* Given information
Content starts

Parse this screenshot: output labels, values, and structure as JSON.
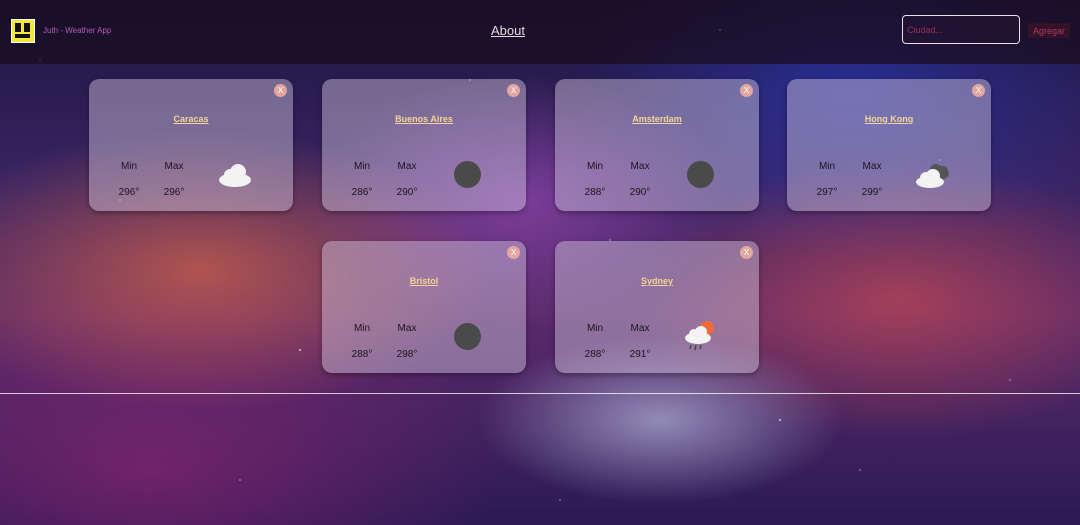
{
  "nav": {
    "brand": "Juth - Weather App",
    "about": "About",
    "search_placeholder": "Ciudad...",
    "add_button": "Agregar"
  },
  "cards": [
    {
      "city": "Caracas",
      "min_label": "Min",
      "max_label": "Max",
      "min": "296°",
      "max": "296°",
      "icon": "cloud-icon",
      "close": "X"
    },
    {
      "city": "Buenos Aires",
      "min_label": "Min",
      "max_label": "Max",
      "min": "286°",
      "max": "290°",
      "icon": "dark-circle-icon",
      "close": "X"
    },
    {
      "city": "Amsterdam",
      "min_label": "Min",
      "max_label": "Max",
      "min": "288°",
      "max": "290°",
      "icon": "dark-circle-icon",
      "close": "X"
    },
    {
      "city": "Hong Kong",
      "min_label": "Min",
      "max_label": "Max",
      "min": "297°",
      "max": "299°",
      "icon": "broken-clouds-icon",
      "close": "X"
    },
    {
      "city": "Bristol",
      "min_label": "Min",
      "max_label": "Max",
      "min": "288°",
      "max": "298°",
      "icon": "dark-circle-icon",
      "close": "X"
    },
    {
      "city": "Sydney",
      "min_label": "Min",
      "max_label": "Max",
      "min": "288°",
      "max": "291°",
      "icon": "sun-cloud-rain-icon",
      "close": "X"
    }
  ]
}
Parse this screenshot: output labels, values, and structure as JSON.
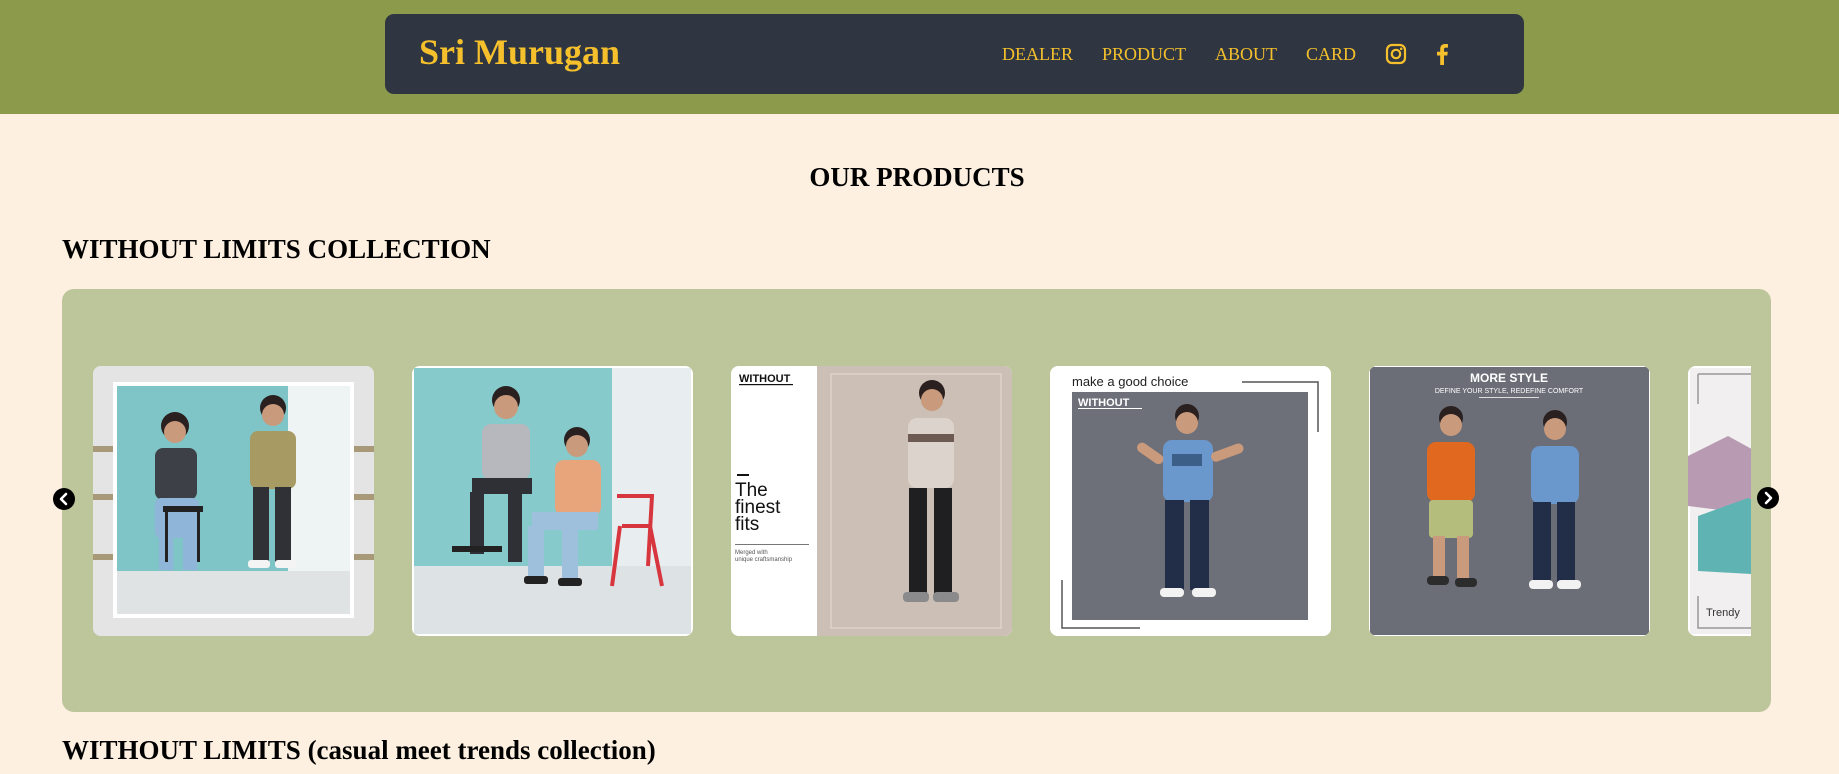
{
  "brand": "Sri Murugan",
  "nav": [
    "DEALER",
    "PRODUCT",
    "ABOUT",
    "CARD"
  ],
  "social_icons": [
    "instagram-icon",
    "facebook-icon"
  ],
  "page_heading": "OUR PRODUCTS",
  "sections": [
    {
      "title": "WITHOUT LIMITS COLLECTION"
    },
    {
      "title": "WITHOUT LIMITS (casual meet trends collection)"
    }
  ],
  "cards": [
    {
      "kind": "photo"
    },
    {
      "kind": "photo"
    },
    {
      "kind": "ad",
      "logo": "WITHOUT",
      "headline": [
        "The",
        "finest",
        "fits"
      ],
      "small": [
        "Merged with",
        "unique craftsmanship"
      ]
    },
    {
      "kind": "ad",
      "tagline": "make a good choice",
      "logo": "WITHOUT"
    },
    {
      "kind": "ad",
      "headline": [
        "MORE STYLE"
      ],
      "small": [
        "DEFINE YOUR STYLE, REDEFINE COMFORT"
      ]
    },
    {
      "kind": "ad",
      "small": [
        "Trendy"
      ]
    }
  ],
  "colors": {
    "page_bg": "#fdf0e0",
    "header_band": "#8b9a4b",
    "navbar": "#2f3641",
    "accent": "#f5c02c",
    "carousel_bg": "#bdc59b"
  }
}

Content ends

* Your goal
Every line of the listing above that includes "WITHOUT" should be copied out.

* Result for this task
      "title": "WITHOUT LIMITS COLLECTION"
      "title": "WITHOUT LIMITS (casual meet trends collection)"
      "logo": "WITHOUT",
      "logo": "WITHOUT"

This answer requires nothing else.